Canada Thistle (Cirsium arvense)
Division - Magnoliaphyta
Canada thistle can be differentiated from musk and bull thistle by the fact that it has no spiny bracts or spines on the stems. In appearance, it falls between bull thistle and a centaurea. Its spineless bracted flower-head resembles that of a centaurea.

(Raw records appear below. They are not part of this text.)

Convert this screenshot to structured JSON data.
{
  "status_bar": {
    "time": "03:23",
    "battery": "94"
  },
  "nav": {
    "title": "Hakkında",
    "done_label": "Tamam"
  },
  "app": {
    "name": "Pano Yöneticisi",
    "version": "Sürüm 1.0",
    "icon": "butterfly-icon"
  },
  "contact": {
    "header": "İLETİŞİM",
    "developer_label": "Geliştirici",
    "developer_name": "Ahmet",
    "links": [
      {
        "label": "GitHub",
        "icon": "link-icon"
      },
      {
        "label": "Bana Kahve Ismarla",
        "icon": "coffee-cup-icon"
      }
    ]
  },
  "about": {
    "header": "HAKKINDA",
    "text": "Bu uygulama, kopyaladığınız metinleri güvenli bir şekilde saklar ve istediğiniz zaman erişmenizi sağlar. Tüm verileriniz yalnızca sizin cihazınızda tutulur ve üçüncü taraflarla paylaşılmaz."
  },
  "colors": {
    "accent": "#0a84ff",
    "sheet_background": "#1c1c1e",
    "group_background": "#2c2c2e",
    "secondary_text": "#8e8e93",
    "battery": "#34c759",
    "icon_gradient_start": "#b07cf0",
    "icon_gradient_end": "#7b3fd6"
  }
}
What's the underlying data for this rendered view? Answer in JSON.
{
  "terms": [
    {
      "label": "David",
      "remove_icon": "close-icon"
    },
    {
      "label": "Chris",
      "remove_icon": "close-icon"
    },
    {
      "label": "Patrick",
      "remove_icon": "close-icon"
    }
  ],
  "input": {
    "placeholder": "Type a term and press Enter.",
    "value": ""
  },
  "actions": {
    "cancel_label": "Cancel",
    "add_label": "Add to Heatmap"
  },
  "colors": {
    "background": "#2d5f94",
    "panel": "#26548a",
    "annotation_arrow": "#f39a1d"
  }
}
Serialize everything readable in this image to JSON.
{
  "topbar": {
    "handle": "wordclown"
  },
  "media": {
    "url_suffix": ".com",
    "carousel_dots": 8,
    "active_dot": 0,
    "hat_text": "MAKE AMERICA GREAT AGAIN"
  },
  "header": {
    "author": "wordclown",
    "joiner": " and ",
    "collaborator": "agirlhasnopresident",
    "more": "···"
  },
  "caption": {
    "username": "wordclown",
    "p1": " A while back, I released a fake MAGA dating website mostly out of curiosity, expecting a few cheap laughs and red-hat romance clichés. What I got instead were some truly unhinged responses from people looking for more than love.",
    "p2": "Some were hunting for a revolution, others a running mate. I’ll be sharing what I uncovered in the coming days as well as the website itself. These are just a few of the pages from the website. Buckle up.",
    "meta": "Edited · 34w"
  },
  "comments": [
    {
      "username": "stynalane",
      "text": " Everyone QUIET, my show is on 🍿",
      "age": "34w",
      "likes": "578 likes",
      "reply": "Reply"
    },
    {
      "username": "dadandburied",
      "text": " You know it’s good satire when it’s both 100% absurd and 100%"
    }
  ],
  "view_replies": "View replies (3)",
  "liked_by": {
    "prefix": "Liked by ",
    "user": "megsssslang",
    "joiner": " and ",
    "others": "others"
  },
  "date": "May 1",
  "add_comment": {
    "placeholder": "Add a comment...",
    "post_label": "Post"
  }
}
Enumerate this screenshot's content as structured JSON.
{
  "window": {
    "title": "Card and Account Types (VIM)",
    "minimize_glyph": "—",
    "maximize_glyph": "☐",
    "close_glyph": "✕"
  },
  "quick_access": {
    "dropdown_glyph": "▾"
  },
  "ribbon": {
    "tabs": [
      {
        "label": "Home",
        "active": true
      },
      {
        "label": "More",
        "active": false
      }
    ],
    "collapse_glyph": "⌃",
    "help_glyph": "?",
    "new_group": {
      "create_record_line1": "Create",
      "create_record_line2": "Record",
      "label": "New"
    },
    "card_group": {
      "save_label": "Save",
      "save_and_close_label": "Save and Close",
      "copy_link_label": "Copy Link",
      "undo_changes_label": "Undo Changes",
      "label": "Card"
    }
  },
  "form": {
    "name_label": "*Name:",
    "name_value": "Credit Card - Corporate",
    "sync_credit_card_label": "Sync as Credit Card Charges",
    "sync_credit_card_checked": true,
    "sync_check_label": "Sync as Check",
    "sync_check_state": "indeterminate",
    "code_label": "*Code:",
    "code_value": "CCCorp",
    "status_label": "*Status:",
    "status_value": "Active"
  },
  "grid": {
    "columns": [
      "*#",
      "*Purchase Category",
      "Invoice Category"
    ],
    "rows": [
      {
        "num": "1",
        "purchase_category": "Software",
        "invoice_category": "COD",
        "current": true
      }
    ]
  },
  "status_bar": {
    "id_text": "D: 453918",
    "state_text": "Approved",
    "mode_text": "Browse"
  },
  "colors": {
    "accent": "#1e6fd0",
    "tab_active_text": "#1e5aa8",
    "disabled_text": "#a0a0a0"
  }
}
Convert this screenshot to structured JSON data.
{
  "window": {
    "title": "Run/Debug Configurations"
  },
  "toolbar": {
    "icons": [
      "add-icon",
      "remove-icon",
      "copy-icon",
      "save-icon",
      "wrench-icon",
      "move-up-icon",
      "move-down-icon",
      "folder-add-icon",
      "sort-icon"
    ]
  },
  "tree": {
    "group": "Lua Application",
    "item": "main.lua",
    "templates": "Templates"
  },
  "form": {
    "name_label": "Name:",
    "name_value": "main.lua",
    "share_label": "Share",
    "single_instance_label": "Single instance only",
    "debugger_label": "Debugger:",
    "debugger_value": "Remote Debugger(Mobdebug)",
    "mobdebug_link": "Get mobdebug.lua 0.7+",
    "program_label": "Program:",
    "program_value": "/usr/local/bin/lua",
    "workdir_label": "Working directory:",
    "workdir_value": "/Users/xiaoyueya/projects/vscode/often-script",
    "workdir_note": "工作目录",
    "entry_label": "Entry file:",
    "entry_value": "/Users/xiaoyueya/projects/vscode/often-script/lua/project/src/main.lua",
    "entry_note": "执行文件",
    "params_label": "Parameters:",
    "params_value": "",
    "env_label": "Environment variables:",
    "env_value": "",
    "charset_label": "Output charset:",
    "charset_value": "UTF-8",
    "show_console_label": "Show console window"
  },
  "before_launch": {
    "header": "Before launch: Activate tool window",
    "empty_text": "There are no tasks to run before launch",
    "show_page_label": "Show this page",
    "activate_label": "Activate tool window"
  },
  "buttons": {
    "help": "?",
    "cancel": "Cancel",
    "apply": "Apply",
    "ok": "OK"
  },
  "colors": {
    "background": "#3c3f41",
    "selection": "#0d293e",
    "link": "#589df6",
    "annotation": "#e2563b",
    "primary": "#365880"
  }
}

Canada thistle is a common and pervasive perennial weed that forms colonies by sending up new shoots from root nodes, not rhizomes. This tends to create bushy colonies. Cirsium arvense easily generates new shoots out of any root bits left in the ground after an attempted eradication and if gets established in an area, it is very difficult to remove entirely and will come back repeatedly. When Canada thistle does infest an area, eradication is not a pleasant task, though not nearly as daunting a task as removing Cirsium vulgare and Carduus nutans. It does not need spines to protect itself as much as those biennial relatives, relying more on regeneration from root-bits. The biennials need two years to complete a flowering cycle. Canada thistle can just hang in there, whether it flowers or not.